St. Ambrose and Rufinus relate that St. Helena found the title, but in a different place from that in which she found the cross. She presented it to the Basilica of the Holy Cross in Rome. Peter Gonsalvo, Cardinalde Mendoza, tells us that when this church was undergoing repairs in 1482, under Pope Innocent VIII., a part of the title of the cross, inscribed with Hebrew, Greek and Latin characters was found in the wall. The last two letters of the word Judærum were wanting. When the sacred relic was examined again in 1564, 1648, and 1828, the ravages of time on the letters were still more visible No more remains of the Hebrew inscription than the terminations of some letters which can no longer be deciphered. Of the Greek inscription the word Nazarenous remains. The Latin is a little more complete, containing beside the adjective Nazarenus the two first letters of the word Rex. These remains show us that the Greek and Latin letters were written, contrary to the usual custom, from right to left. This was done in order make them correspond with the first inscription, which was in Hebrew: this language is always written from right to left.
The seamless robe which our Lord wore was, according to many writers, the work of the Blessed Virgin. She wove it with her own hands, and clothed her Son with it while He was still a child. The tunic grew with the growth of Jesus Christ, and never were out; a miracle the like of which God had already wrought in favor of the Jews in their passage through the desert of Arabia to the Promised Land. During the forty years of their journey their garments wore not cut (Deuteronomy xxix, 5.) The Evangelist St. John (xix, 23, 24) thus relates what happened to the seamless robe on Calvary: The soldiers, when they had crucified Him, took His garments (and they made four parts, to every soldier a part,) and also His coat. Now the coat was without seam, woven from the top throughout. Then said they one to another: Let us not cut it, but let us cast lots for it whose it shall be. ... And the soldiers indeed did these things. The holy tunic was redeemed by the Christians, and came into possession of St. Helena, when she went to the Holy Land. On her return to Europe she gave it to Agricius, Bishop of Treves, a city on the banks of the Moselle.
The church of Argenteuil, near Paris, possesses another garment of our Lord, the authenticity of which has been established by many signal favors of heaven. The Lady Superior of Les Dames de St. Louis, at Juilly, diocese of Meaux, writing to the curate of Argenteuil, under date of 2d of Jan., 1847, testifies that she had been completely cured of a disease in the knee by a novena in honor of the holy robe of Argenteuil.
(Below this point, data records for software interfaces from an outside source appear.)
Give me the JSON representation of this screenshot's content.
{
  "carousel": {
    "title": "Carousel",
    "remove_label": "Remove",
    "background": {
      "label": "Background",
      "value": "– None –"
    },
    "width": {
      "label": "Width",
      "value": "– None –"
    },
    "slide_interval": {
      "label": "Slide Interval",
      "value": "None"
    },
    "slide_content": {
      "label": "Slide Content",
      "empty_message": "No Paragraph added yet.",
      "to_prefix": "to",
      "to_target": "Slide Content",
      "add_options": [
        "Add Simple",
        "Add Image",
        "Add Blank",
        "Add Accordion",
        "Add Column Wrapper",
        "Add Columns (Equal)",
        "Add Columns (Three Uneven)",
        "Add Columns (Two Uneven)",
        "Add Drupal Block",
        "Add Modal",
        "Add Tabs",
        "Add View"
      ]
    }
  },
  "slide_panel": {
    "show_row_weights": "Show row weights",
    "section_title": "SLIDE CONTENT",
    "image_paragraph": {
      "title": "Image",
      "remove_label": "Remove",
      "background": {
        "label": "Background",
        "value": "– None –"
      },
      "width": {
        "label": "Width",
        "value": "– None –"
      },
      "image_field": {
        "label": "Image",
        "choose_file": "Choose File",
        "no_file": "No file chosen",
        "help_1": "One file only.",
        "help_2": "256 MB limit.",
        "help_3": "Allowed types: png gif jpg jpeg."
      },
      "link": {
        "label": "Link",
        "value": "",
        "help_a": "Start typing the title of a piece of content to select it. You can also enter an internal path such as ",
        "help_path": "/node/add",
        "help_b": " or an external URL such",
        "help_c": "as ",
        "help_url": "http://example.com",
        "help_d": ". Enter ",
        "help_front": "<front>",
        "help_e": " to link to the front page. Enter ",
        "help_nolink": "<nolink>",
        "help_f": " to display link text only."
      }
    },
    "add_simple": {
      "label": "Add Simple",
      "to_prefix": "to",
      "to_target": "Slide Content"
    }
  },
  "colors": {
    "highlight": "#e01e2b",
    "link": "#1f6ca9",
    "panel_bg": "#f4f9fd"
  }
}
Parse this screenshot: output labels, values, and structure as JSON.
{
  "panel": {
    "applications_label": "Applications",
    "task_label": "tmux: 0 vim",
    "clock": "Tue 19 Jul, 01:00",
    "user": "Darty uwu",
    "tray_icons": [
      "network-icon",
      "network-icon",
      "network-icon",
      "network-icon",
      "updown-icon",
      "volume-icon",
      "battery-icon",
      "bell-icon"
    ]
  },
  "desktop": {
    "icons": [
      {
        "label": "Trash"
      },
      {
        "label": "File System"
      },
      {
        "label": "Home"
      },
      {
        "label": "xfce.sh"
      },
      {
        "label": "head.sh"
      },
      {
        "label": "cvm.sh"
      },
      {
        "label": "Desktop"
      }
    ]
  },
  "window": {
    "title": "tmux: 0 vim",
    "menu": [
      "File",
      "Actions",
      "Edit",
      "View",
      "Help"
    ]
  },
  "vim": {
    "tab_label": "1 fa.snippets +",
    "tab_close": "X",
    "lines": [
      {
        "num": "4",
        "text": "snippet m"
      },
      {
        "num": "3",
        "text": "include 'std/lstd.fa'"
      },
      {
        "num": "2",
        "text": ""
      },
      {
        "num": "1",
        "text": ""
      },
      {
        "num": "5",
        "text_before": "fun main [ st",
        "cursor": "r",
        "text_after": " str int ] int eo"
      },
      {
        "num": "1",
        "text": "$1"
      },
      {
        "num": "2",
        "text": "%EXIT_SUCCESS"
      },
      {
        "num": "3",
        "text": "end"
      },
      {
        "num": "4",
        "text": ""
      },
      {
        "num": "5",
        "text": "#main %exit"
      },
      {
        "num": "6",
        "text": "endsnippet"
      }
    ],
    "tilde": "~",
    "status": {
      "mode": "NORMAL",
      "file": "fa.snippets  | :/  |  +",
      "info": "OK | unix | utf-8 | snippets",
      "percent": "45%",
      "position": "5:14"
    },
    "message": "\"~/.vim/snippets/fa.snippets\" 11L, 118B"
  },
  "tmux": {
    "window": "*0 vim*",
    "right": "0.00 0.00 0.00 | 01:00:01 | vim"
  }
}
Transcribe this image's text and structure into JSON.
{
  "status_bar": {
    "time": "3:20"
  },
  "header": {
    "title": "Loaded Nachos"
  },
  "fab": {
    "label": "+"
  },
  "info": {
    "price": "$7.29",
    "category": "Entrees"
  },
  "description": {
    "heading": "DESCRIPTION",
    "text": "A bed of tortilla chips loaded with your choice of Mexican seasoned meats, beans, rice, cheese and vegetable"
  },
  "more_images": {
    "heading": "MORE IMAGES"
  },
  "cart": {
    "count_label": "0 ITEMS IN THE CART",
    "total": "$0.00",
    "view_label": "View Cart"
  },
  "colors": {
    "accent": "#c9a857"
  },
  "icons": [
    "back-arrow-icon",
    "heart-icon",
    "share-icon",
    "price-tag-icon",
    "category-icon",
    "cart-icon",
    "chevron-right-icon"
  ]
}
The Bishop of Treves, whose cathedral possesses the seamless robe, obtained, in 1844, the institution of an office in honor of this relic. A prodigious multitude of pilgrims—according to some accounts, two millions in number—flocked during that year to Treves, to reverence this memorial of our Lord and the Blessed Virgin.
* This account of the Seamless Robe is translated from the excellent Catechisme de M. l’Abbe Guillois, to which work and the Treatise of Benedict XIV. De Festis D. N. J. C. I am indebted for most of the particulars concerning the Relics of the Passion.